Many of you reading the headline will be eagerly hoping this is in fact the case, and the dreaded karaoke is gone. Karaoke, or “empty orchestra” as translated in Japanese, has been fairly widely available in the United States since at least the 1990s.
The Hollywood Reporter recently published a story on the fight between karaoke company KTS Karaoke and Sony/ATS (a joint venture that is partially owned by the estate of Michael Jackson). It seems Sony/ATS is suing KTS in federal district court for “willful copyright infringement.” Sony/ATS is demanding damages, an injunction, and a recall of KTS’ products so they can be destroyed.
Copyright is an intellectual property concept which generally gives the holder of the copyright exclusive rights to an original work, for a limited period of time. In the music world, this generally means that money needs to be paid for the use of original music or songs. Sony/ATS’ lawsuit alleges that the use of original music in karaoke as the background score requires a license, as does the use of the song composition. It also alleges that performance of an original song in public via karaoke requires payment. By Sony/ATS’ calculations, KTS owes $1.28 billion in damages.

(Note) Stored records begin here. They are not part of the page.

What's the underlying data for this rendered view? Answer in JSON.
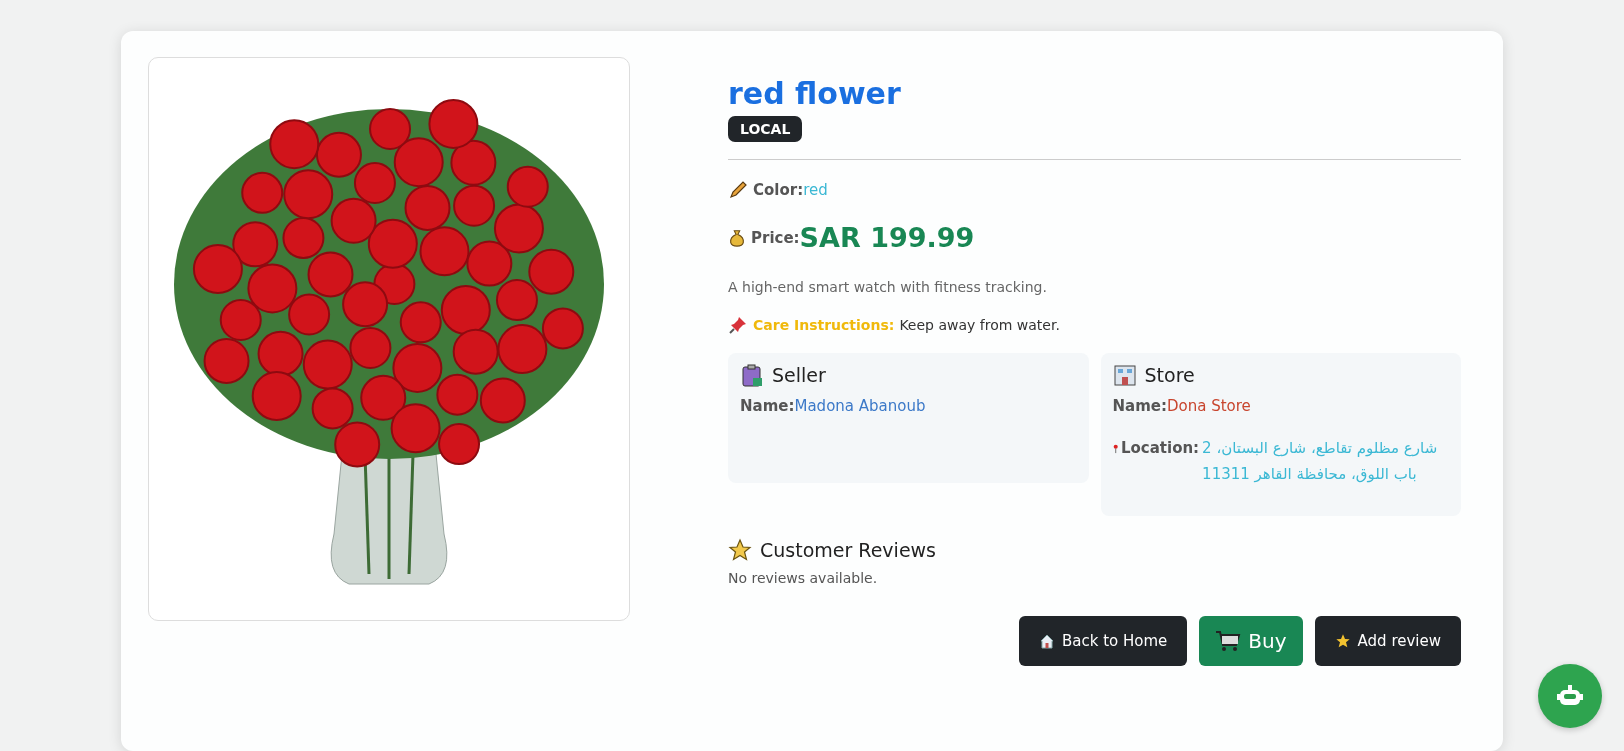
{
  "product": {
    "title": "red flower",
    "badge": "LOCAL",
    "details": [
      {
        "kind": "color",
        "label": "Color:",
        "value": "red"
      },
      {
        "kind": "price",
        "label": "Price:",
        "value": "SAR 199.99"
      }
    ],
    "description": "A high-end smart watch with fitness tracking.",
    "care": {
      "label": "Care Instructions:",
      "value": "Keep away from water."
    }
  },
  "seller": {
    "title": "Seller",
    "name_label": "Name:",
    "name": "Madona Abanoub"
  },
  "store": {
    "title": "Store",
    "name_label": "Name:",
    "name": "Dona Store",
    "location_label": "Location:",
    "location": "2 شارع مظلوم تقاطع، شارع البستان، باب اللوق، محافظة القاهر 11311"
  },
  "reviews": {
    "title": "Customer Reviews",
    "empty": "No reviews available."
  },
  "buttons": [
    {
      "kind": "home",
      "label": "Back to Home"
    },
    {
      "kind": "buy",
      "label": "Buy"
    },
    {
      "kind": "review",
      "label": "Add review"
    }
  ]
}
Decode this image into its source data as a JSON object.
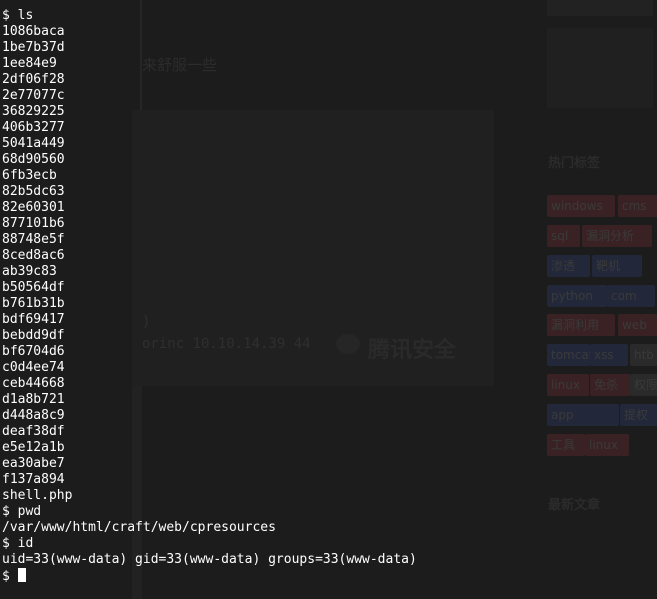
{
  "terminal": {
    "prompt": "$ ",
    "commands": {
      "ls": "ls",
      "pwd": "pwd",
      "id": "id"
    },
    "ls_output": [
      "1086baca",
      "1be7b37d",
      "1ee84e9",
      "2df06f28",
      "2e77077c",
      "36829225",
      "406b3277",
      "5041a449",
      "68d90560",
      "6fb3ecb",
      "82b5dc63",
      "82e60301",
      "877101b6",
      "88748e5f",
      "8ced8ac6",
      "ab39c83",
      "b50564df",
      "b761b31b",
      "bdf69417",
      "bebdd9df",
      "bf6704d6",
      "c0d4ee74",
      "ceb44668",
      "d1a8b721",
      "d448a8c9",
      "deaf38df",
      "e5e12a1b",
      "ea30abe7",
      "f137a894",
      "shell.php"
    ],
    "pwd_output": "/var/www/html/craft/web/cpresources",
    "id_output": "uid=33(www-data) gid=33(www-data) groups=33(www-data)"
  },
  "background": {
    "article_text": "来舒服一些",
    "code_fragments": [
      ")",
      "orinc 10.10.14.39 44"
    ],
    "watermark": "腾讯安全",
    "sidebar_sections": [
      "热门标签",
      "最新文章"
    ],
    "tags": [
      "windows",
      "cms",
      "sql",
      "漏洞分析",
      "渗透",
      "靶机",
      "python",
      "com",
      "漏洞利用",
      "web",
      "tomcat",
      "xss",
      "htb",
      "linux",
      "免杀",
      "权限提升",
      "app",
      "提权",
      "工具",
      "linux"
    ]
  }
}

One of KTS’ arguments is that the company is not infringing on any rights as it purchases songs that are re-recorded by other musicians, and thus it is those musicians who are arguably responsible for any royalties. KTS has also filed its own lawsuit against Sony/ATS, claiming that the latter has committed copyright misuse by attempting to collect multiple awards on a single product from the upstream producer, the downstream producer (the bars and restaurants with karaoke), and KTS, the packager/distributor.